accomplished by putting the duck on every lattice point. (From
Holmes and Blow, p.123)

FT

FT

FT
-
1

FT
-
1

Molecule
convoluted with
lattice points

Convolution & Fourier Transforms

Fourier transform of the convolution of two functions is
the product of their Fourier transforms.

T(ƒ *g) = F x G

The converse of the above also holds, namely that the
Fourier transform of the product of two functions is
equal to the convolution of the transforms of the
individual functions.

T(ƒ x g) = F * G

Computationally, multiplication and fast
-
Fourier
transform algorithms are speedier processes than
deconvolution.

Words to image process by

Convolution is easy, Deconvolution
is hard.

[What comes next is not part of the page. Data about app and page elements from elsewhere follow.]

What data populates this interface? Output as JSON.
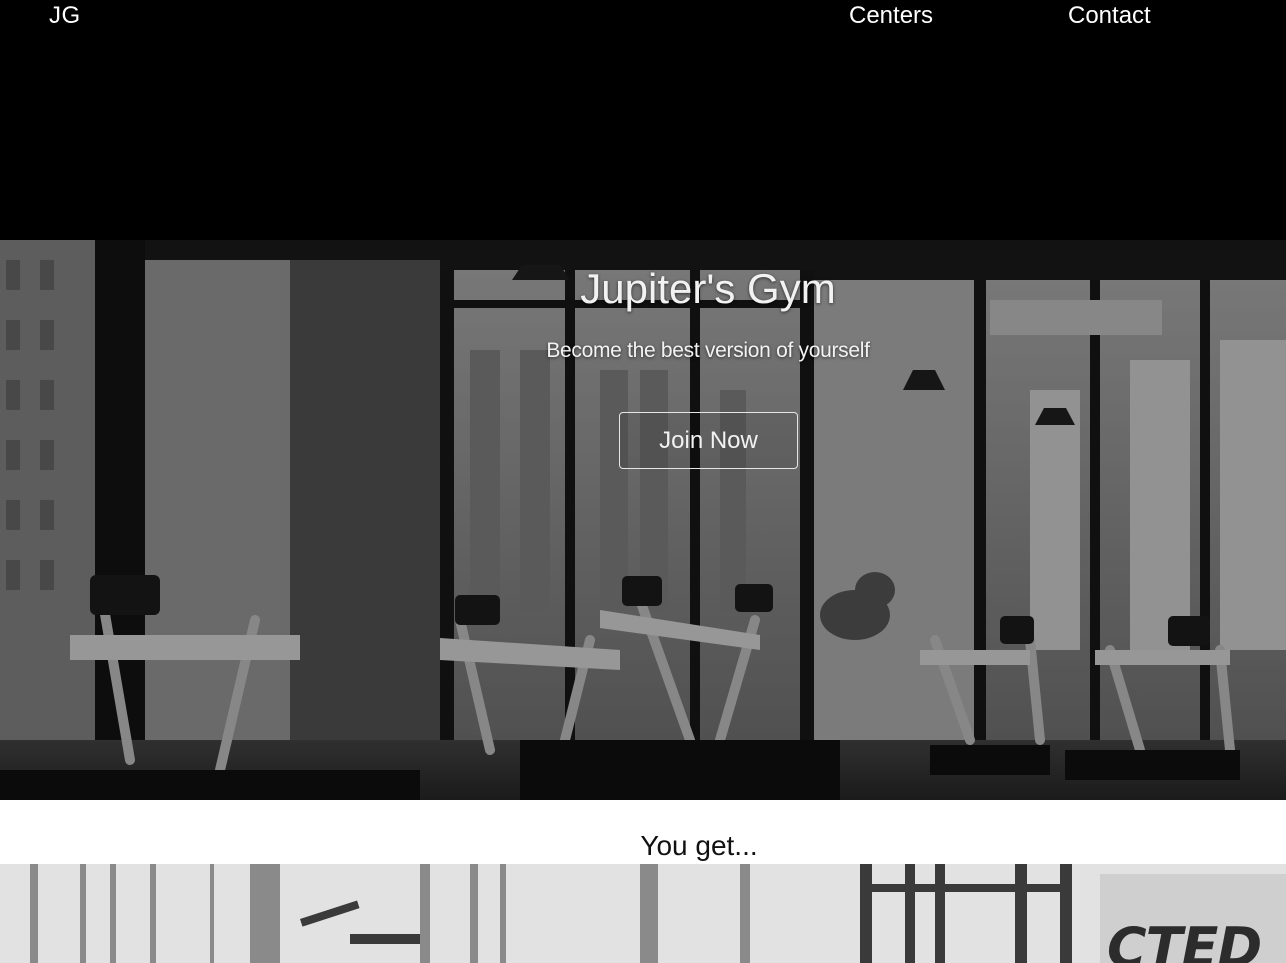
{
  "nav": {
    "logo": "JG",
    "links": [
      "Centers",
      "Contact"
    ]
  },
  "hero": {
    "title": "Jupiter's Gym",
    "subtitle": "Become the best version of yourself",
    "cta_label": "Join Now"
  },
  "section": {
    "heading": "You get..."
  },
  "strip": {
    "logo_fragment": "CTED"
  },
  "colors": {
    "topbar": "#000000",
    "text_light": "#f2f2f2",
    "page_bg": "#ffffff"
  }
}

(Thursday’s lecture)

Need to know:

T(ƒ x g) = F * G

Simple Filtering Operations

Low pass filter

High pass filter

Band pass filter

(All the above can have hard or soft edges)

Median filter

Sobel filter

Rotational harmonics filtering (Fourier
-
Bessel
analysis)

The Fourier Duck

The Fourier Duck: Low pass filtering

If we only have the low resolution terms of
the diffraction pattern, we only get a low
resolution duck:

High pass filtering

If we only have the high resolution terms of
the diffraction pattern, we see only the
edges of the duck but see internal features
(missing box function):

Inverse band pass

(missing shell of data)

The edges are sharp, but there is smearing
around them from the missing intermediate
resolution terms. The core of the duck is at the
correct level, but the edges are weak.

Hard versus soft edged filters

Gaussian falloffs at the edges prevent
aliasing artifacts.

Butterworth filters also have soft edges

Gaussian

Butterfield

Median Filter (Real space filter
based on image statistics)

Ranks the pixels in a neighborhood (
kernel
)
according to their brightness value (intensity). The
median value in the ordered list is used as a
brightness value for the central pixel.

Excellent rejector of “shot noise” and for
smoothing operations. Outlying pixels are
replaced by a reasonable value
--

the median value
in the neighborhood.

Sobel Filter (Real Space
Filters)

Uses the derivitives of the values and filters
based on the square root of the sum of the
squares for the values.

Good for edge detection

(computationally intensive!)

Edge
Detection
Filters

From Russ’ Book on
Image Processing

Filters within Photoshop

Correlation Analysis & Pattern Recognition

Correlation Analysis & Pattern Recognition

Pearson coefficient as
a measure of
correlation of labeling:

a measure of the
correlation (linear
dependence) between
two variables
X

and
Y
,
giving a value between
+1 and −1 inclusive.

Rotational Filtering (Fourier
-
Bessel)

Friedrich Wilhelm Bessel

1784
-

1846

Good General References

D.L. Misell, "Image Analysis, Enhancement and
Interpretation" (1978) (Practical Methods in
Electron Microscopy series vol. 7, Audrey
Glauert editor) North
-
Holland publishers

J. Frank, "Three
-
Dimensional Electron
Microscopy of Macromolecular Assemblies"
(2004, 2nd edition) Academic Press publishers

J. Russ, "The Image Processing Handbook"
(1995, 2nd edition) CRC Press

Image Processing Fundamentals Web Site
http://www.ph.tn.tudelft.nl/Courses/FIP/nofra
mes/fip.html

Baker lecture notes